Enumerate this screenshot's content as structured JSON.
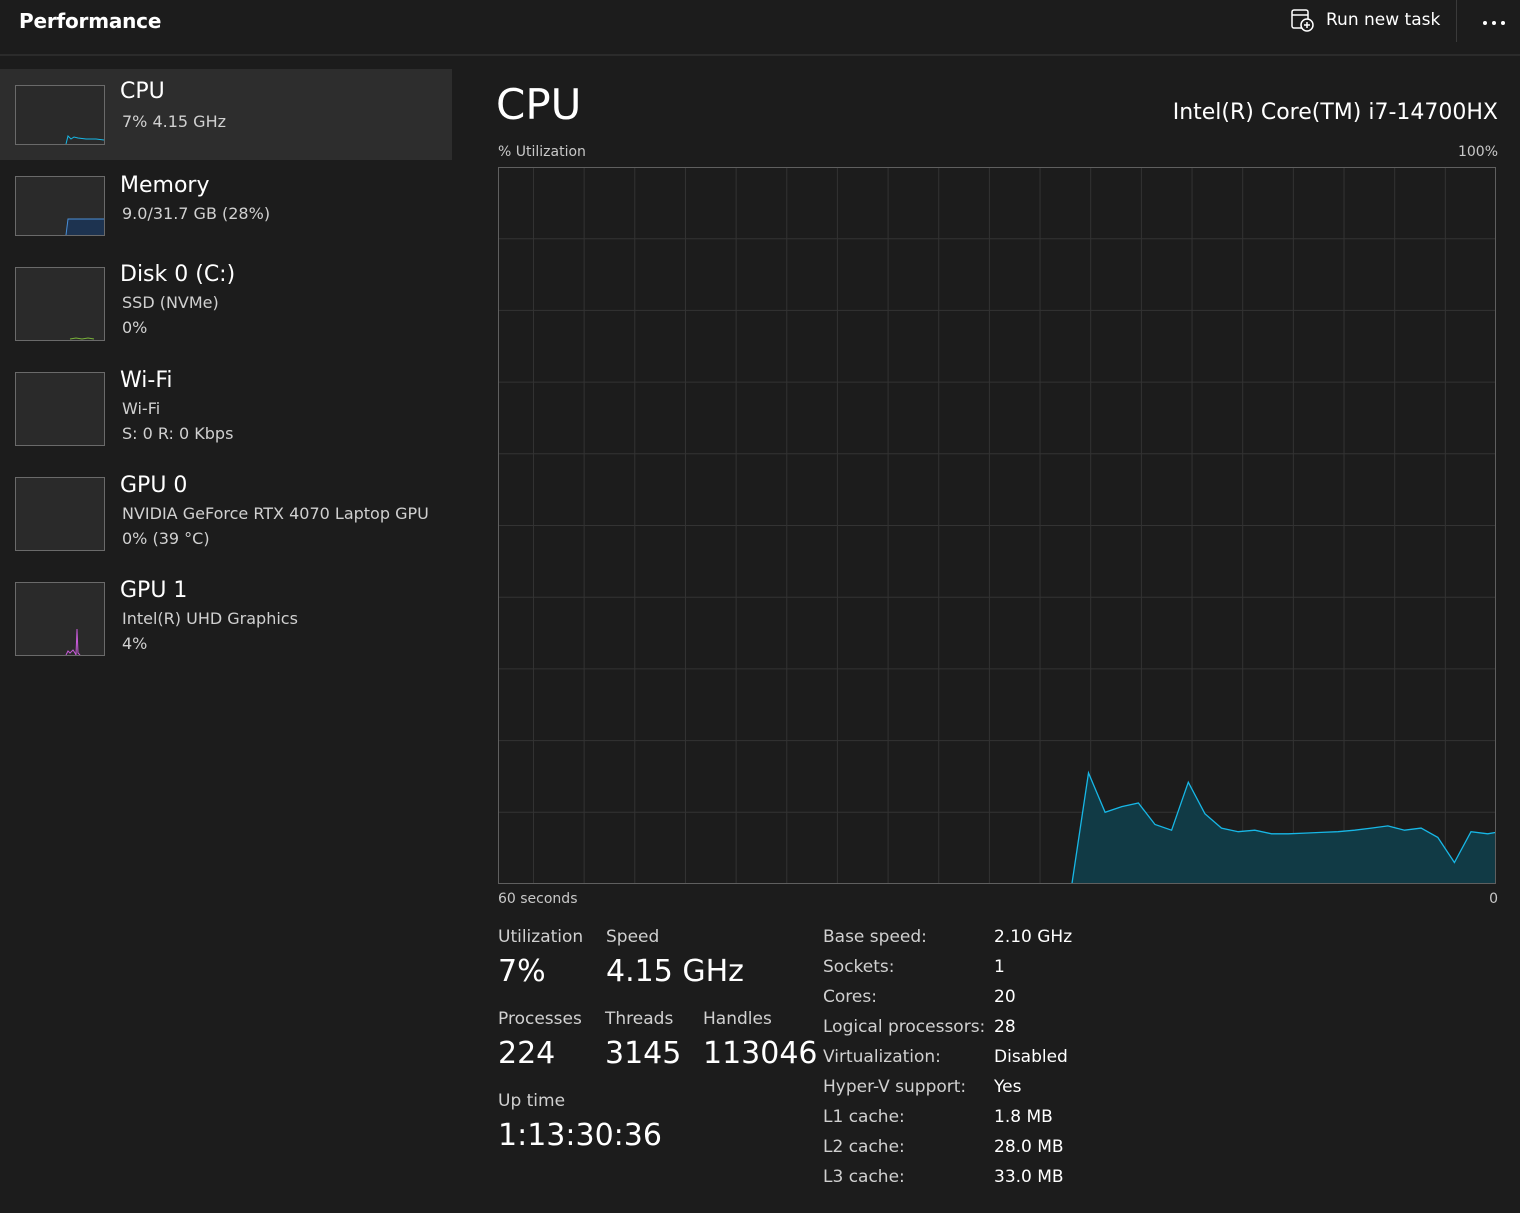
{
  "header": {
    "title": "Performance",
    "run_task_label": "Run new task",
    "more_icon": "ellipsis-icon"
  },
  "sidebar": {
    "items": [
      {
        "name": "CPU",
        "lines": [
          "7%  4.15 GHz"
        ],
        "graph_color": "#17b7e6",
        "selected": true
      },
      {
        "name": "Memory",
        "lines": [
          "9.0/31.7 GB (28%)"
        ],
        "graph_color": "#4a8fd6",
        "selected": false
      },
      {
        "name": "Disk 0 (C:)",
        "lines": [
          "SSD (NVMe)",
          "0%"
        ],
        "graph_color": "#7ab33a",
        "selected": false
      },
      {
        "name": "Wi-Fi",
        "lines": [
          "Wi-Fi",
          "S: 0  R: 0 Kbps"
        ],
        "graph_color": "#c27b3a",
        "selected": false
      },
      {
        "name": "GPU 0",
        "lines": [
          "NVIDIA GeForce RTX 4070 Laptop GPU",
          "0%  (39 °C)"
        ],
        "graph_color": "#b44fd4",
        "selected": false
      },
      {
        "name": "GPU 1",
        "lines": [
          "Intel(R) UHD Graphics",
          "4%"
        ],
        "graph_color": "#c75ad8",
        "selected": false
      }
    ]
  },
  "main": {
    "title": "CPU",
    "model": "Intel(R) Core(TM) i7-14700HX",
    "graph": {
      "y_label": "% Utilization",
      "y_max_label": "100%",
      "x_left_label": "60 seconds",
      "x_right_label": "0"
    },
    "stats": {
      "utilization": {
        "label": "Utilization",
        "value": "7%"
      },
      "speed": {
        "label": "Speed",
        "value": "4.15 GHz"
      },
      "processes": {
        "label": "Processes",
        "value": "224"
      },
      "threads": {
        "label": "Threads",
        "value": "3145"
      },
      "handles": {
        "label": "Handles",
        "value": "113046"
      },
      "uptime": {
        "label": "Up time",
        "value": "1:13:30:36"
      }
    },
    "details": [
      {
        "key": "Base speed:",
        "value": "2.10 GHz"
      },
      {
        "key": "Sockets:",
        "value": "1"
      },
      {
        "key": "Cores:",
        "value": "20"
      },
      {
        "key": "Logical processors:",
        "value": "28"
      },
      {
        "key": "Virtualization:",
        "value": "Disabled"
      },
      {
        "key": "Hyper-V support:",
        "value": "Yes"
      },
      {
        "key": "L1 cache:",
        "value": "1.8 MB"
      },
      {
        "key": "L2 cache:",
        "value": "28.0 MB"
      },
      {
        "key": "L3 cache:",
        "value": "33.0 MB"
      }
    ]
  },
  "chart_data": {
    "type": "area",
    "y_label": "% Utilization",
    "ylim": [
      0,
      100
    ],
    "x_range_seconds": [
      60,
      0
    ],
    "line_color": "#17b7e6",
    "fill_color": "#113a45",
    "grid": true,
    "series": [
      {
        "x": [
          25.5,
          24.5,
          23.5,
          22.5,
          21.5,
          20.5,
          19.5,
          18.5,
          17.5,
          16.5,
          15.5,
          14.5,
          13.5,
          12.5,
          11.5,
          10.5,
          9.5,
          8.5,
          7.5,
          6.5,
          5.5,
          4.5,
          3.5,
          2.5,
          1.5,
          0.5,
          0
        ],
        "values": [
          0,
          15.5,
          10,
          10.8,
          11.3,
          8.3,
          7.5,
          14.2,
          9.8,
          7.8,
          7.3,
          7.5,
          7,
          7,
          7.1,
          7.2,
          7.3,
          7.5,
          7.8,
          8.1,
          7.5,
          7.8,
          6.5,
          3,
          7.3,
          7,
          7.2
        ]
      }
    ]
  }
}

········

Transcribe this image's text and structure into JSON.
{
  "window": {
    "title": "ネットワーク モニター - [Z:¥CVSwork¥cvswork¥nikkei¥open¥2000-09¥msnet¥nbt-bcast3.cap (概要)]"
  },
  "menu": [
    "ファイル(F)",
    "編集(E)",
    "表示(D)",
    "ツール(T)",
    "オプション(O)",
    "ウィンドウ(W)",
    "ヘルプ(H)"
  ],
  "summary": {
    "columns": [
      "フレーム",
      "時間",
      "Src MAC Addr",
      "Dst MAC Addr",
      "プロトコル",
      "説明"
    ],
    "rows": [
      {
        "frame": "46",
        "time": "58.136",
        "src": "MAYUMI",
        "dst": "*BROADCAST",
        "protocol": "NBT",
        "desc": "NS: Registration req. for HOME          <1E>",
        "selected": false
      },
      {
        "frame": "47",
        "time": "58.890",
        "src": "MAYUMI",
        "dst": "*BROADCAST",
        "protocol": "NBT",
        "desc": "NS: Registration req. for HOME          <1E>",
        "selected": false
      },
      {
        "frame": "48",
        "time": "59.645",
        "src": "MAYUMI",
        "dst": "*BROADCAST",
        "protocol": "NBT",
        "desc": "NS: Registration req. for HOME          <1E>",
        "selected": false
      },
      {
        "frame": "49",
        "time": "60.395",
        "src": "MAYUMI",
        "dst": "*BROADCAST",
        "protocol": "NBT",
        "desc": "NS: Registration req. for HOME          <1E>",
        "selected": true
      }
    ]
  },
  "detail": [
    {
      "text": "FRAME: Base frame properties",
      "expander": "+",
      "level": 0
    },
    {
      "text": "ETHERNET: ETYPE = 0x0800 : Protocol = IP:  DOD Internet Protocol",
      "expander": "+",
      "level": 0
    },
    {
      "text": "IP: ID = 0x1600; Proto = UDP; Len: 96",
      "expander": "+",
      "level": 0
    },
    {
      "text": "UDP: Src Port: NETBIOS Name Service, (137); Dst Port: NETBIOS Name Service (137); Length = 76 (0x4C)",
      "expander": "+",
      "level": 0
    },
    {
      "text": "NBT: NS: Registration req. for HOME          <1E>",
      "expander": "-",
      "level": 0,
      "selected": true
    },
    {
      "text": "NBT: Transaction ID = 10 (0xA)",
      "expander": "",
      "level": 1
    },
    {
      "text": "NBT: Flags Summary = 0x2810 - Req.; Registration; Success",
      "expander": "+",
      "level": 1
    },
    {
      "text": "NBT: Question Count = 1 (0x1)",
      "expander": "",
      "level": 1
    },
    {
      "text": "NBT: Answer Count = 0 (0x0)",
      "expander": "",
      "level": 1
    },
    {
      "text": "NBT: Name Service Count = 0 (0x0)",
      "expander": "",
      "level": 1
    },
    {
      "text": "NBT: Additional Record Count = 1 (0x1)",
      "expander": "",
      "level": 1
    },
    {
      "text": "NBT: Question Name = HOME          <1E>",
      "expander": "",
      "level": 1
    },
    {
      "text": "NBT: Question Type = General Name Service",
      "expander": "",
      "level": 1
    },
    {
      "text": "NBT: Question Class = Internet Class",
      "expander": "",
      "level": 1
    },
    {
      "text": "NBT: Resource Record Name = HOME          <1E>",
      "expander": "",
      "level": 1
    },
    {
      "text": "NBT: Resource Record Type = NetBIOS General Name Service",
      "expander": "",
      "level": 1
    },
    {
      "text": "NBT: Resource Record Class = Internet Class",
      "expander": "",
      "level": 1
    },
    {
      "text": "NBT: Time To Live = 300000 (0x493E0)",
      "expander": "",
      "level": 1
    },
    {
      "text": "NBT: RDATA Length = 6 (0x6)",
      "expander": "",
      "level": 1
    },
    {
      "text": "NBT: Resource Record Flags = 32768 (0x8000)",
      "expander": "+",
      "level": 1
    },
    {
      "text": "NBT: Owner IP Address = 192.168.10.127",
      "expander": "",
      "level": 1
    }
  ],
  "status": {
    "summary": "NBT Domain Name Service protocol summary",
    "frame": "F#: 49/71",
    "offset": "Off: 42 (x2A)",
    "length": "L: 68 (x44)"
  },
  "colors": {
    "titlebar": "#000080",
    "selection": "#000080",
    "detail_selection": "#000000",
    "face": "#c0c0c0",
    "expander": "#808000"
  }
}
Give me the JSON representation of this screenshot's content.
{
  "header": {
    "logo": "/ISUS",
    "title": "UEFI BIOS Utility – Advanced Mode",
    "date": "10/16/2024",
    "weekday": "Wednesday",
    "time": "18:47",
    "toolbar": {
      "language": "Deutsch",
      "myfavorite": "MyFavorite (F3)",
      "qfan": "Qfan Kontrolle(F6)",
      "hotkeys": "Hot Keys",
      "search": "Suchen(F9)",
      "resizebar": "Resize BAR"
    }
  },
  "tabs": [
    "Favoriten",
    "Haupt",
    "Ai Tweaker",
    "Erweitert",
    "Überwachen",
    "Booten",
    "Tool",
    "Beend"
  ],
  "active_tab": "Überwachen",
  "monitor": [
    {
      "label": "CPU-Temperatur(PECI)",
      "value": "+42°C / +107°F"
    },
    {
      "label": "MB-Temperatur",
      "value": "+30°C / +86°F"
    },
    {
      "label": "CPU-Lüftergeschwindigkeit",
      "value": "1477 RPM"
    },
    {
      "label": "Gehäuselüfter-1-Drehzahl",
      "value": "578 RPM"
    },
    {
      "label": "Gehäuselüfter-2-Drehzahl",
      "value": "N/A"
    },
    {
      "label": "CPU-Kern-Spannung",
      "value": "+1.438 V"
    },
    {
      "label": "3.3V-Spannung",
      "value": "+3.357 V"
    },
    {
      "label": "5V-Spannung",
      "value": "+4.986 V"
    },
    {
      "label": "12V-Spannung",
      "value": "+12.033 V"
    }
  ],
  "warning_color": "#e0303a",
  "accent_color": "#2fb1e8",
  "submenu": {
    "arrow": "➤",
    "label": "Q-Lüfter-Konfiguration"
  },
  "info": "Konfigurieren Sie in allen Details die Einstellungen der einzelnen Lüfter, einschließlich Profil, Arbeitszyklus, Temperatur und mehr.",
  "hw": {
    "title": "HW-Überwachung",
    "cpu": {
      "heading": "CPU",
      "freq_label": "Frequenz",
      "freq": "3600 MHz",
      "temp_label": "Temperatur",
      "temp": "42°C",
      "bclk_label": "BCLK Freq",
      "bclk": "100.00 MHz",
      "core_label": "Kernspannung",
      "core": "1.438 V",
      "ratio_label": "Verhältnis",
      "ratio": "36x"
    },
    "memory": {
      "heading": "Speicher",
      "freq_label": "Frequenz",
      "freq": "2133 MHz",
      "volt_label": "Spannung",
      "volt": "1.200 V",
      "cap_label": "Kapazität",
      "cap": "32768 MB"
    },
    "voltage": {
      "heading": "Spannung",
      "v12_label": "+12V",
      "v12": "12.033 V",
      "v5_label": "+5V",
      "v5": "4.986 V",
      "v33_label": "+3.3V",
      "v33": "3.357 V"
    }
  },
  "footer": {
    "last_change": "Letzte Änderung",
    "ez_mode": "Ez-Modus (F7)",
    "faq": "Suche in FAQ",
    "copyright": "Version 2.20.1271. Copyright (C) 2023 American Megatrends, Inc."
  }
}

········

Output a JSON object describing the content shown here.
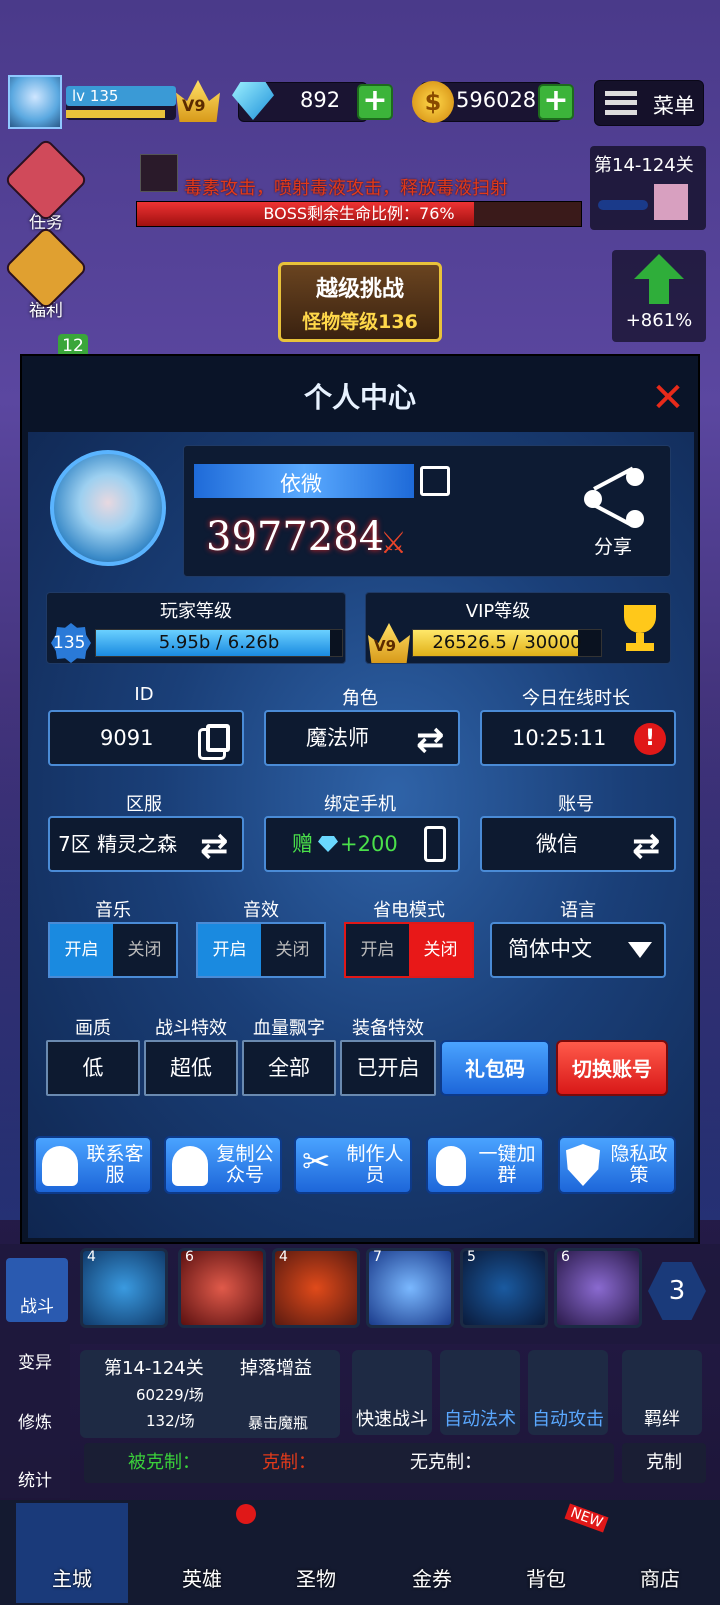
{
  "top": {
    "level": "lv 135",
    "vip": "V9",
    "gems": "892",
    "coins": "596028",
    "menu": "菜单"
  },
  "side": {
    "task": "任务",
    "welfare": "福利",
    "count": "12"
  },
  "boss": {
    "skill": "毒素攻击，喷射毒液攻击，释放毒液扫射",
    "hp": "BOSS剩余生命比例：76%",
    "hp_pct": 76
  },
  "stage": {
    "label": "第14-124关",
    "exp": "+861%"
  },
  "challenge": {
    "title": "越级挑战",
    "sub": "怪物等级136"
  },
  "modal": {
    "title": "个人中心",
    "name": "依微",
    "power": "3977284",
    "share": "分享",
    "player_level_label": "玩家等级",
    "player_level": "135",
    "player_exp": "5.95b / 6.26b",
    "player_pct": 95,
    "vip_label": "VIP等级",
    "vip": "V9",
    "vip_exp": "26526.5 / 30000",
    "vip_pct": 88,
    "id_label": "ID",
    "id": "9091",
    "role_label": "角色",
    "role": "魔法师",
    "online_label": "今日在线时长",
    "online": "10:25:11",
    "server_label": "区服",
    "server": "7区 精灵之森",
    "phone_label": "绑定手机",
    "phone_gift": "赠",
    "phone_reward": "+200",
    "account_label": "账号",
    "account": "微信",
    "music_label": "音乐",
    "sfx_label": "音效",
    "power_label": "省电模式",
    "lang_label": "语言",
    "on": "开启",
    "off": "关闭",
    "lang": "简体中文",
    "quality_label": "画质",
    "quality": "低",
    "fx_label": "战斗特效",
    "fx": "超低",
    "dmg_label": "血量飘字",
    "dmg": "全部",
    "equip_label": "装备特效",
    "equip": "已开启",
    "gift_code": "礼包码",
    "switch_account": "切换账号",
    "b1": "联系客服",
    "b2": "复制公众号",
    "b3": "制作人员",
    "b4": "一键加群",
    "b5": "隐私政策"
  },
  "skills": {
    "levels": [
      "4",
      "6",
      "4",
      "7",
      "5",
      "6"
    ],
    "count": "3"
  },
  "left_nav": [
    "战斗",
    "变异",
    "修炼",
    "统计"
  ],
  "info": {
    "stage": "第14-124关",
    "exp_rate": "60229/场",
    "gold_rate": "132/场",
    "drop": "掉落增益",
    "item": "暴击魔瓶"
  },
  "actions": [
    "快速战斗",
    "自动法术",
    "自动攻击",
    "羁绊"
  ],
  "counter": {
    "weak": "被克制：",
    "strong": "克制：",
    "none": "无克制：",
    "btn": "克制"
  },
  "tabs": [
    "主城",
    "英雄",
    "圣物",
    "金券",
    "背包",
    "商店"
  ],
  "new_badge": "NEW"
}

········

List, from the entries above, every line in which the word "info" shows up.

## EXERCISE ANSWER
  "info": "Konfigurieren Sie in allen Details die Einstellungen der einzelnen Lüfter, einschließlich Profil, Arbeitszyklus, Temperatur und mehr.",
  "info": {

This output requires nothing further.